It would need some team — whether it be Miami, Brooklyn or someone else — to persuade Portland to trade with Lillard — possibly a large group of both players and draft picks. He will earn around $46 million this upcoming season and could earn up to $216 million over the next four years if he exercises his option for the 2026-27 season.
While Lillard was beloved in Portland, there was speculation about his future with the team when the Blazers took point guard Scooter Henderson with the No. 3 overall pick in the 2023 NBA Draft instead of a pick package for a proven star.
In an interview with Blazers.com’s Casey Holdahl the day after the 2023 draft, Cronin was asked if the franchise was in danger of losing Lillard and said the following:

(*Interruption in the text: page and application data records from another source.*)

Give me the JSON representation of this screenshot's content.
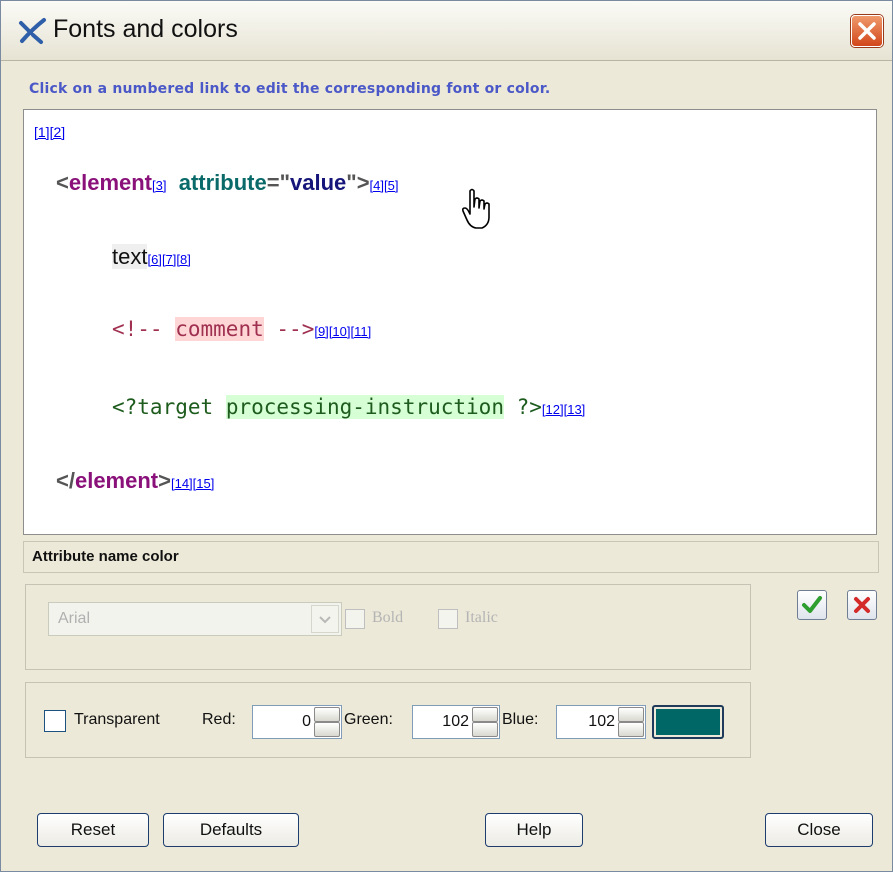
{
  "window": {
    "title": "Fonts and colors"
  },
  "instruction": "Click on a numbered link to edit the corresponding font or color.",
  "preview": {
    "top_links": [
      "[1]",
      "[2]"
    ],
    "element_open": {
      "lt": "<",
      "name": "element",
      "name_links": [
        "[3]"
      ],
      "attr_name": "attribute",
      "eq_quote": "=\"",
      "attr_value": "value",
      "close": "\">",
      "tail_links": [
        "[4]",
        "[5]"
      ]
    },
    "text_line": {
      "text": "text",
      "links": [
        "[6]",
        "[7]",
        "[8]"
      ]
    },
    "comment_line": {
      "open": "<!--",
      "body": "comment",
      "close": "-->",
      "links": [
        "[9]",
        "[10]",
        "[11]"
      ]
    },
    "pi_line": {
      "open": "<?target",
      "body": "processing-instruction",
      "close": "?>",
      "links": [
        "[12]",
        "[13]"
      ]
    },
    "element_close": {
      "lt": "</",
      "name": "element",
      "gt": ">",
      "links": [
        "[14]",
        "[15]"
      ]
    }
  },
  "selection_label": "Attribute name color",
  "font": {
    "family": "Arial",
    "bold_label": "Bold",
    "italic_label": "Italic"
  },
  "color": {
    "transparent_label": "Transparent",
    "red_label": "Red:",
    "red": "0",
    "green_label": "Green:",
    "green": "102",
    "blue_label": "Blue:",
    "blue": "102",
    "swatch_hex": "#006666"
  },
  "buttons": {
    "reset": "Reset",
    "defaults": "Defaults",
    "help": "Help",
    "close": "Close"
  }
}
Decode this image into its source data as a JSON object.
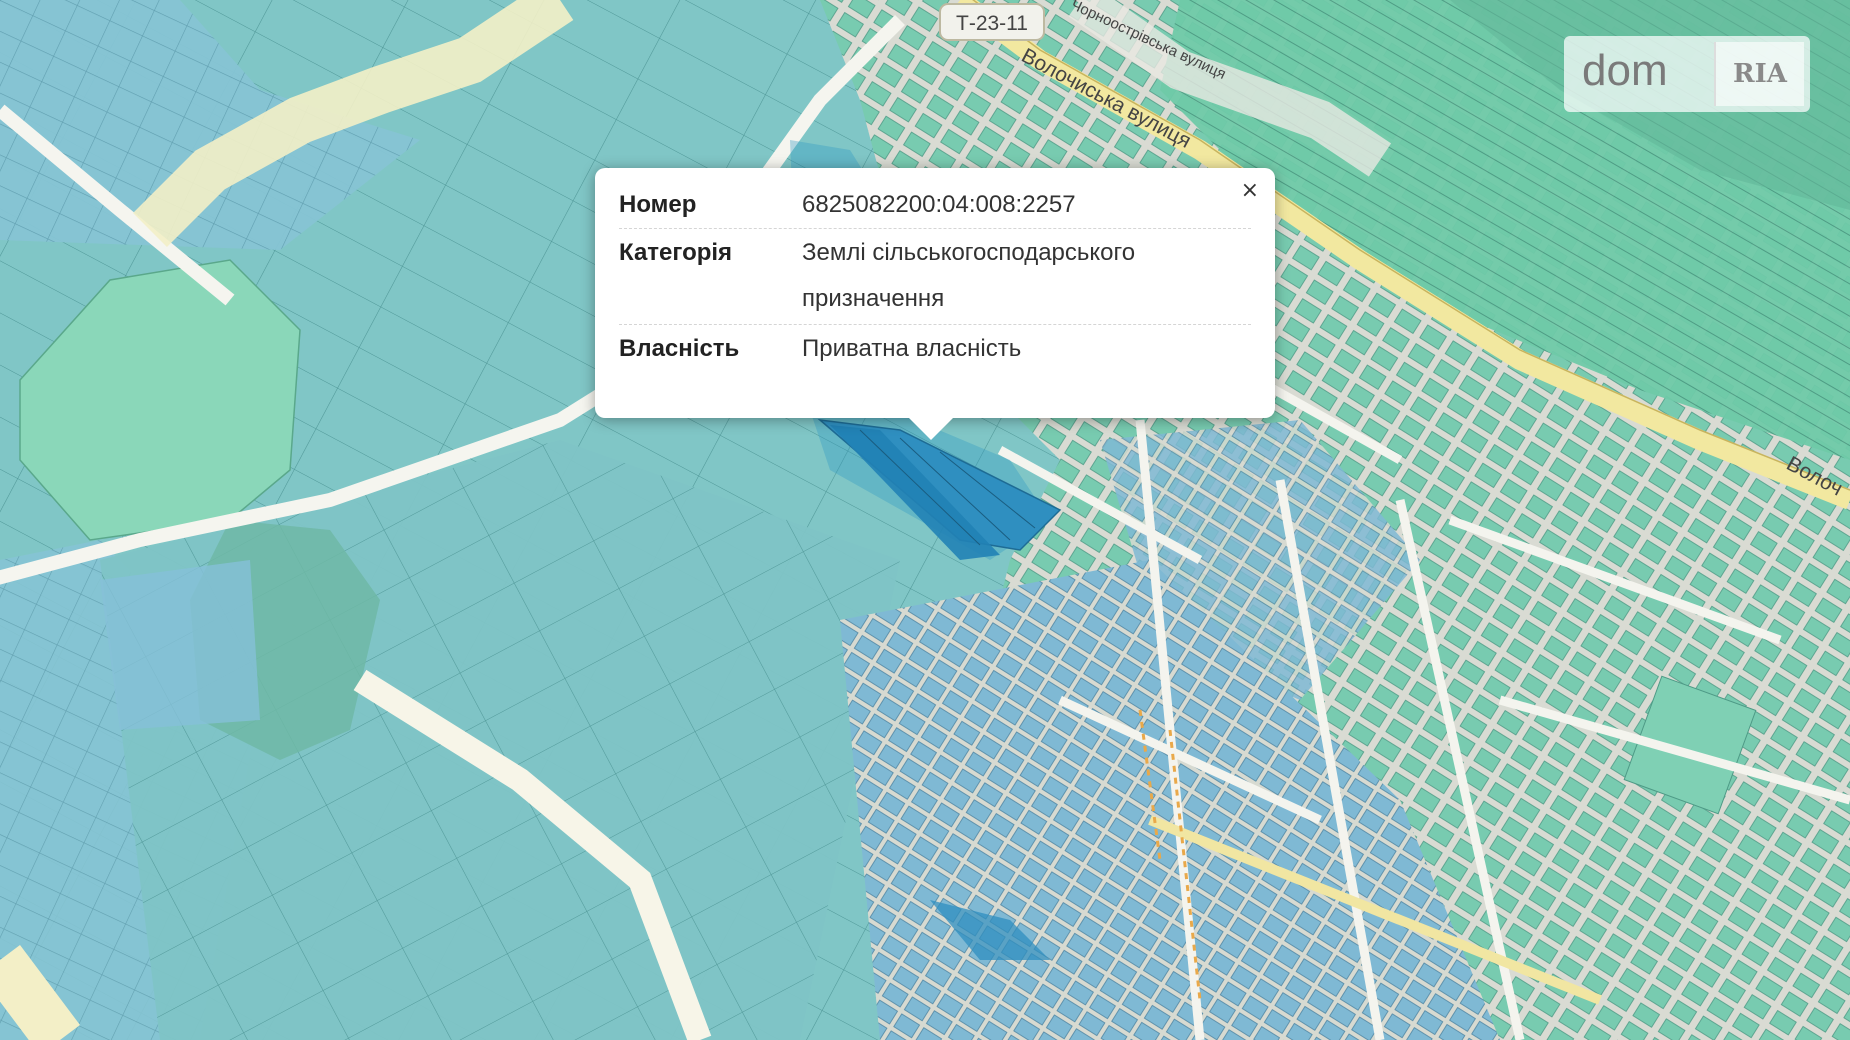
{
  "map": {
    "road_badge": "Т-23-11",
    "street_labels": {
      "volochyska_top": "Волочиська вулиця",
      "chornoostrivska": "Чорноострівська вулиця",
      "volochyska_right": "Волоч"
    }
  },
  "popup": {
    "close_glyph": "×",
    "rows": [
      {
        "label": "Номер",
        "value": "6825082200:04:008:2257"
      },
      {
        "label": "Категорія",
        "value_line1": "Землі сільськогосподарського",
        "value_line2": "призначення"
      },
      {
        "label": "Власність",
        "value": "Приватна власність"
      }
    ]
  },
  "watermark": {
    "left": "dom",
    "right": "RIA"
  },
  "colors": {
    "parcel_blue": "#86c3d3",
    "parcel_teal": "#7fc7c4",
    "parcel_green": "#7ed6b4",
    "selected": "#2b95c6",
    "road_yellow": "#f3edb4",
    "urban_bg": "#dcdcd6"
  }
}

“No, I’m not. I think Dem wants to win badly enough and he’s probably being more vocal about it than ever but I don’t see it as a negative. I look at it because he’s passionate about it, it matters deeply to him and it matters deeply to us. I bet you haven’t seen our major issueers or you still see Dame in our gym every day or still see (coach) Chauncey (Billaups) and me constantly, cause he wants to Let us work He’s bought in, he wants it to work here and he’s challenging us to deliver, which I think is more than fair and he’s earned it.
The Blazers signed Henderson to a rookie contract on Saturday. The 6-foot-2 teenager who has been compared to Russell Westbrook spent the past two seasons with the NBA G League Ignite.
Last season with the Ignite, Henderson averaged 17.6 ppg and a team-high 6.5 apg. He played in Marietta, Ga., becoming the youngest player ever in the G League. K graduated early from high school.
This report used information from The Associated Press.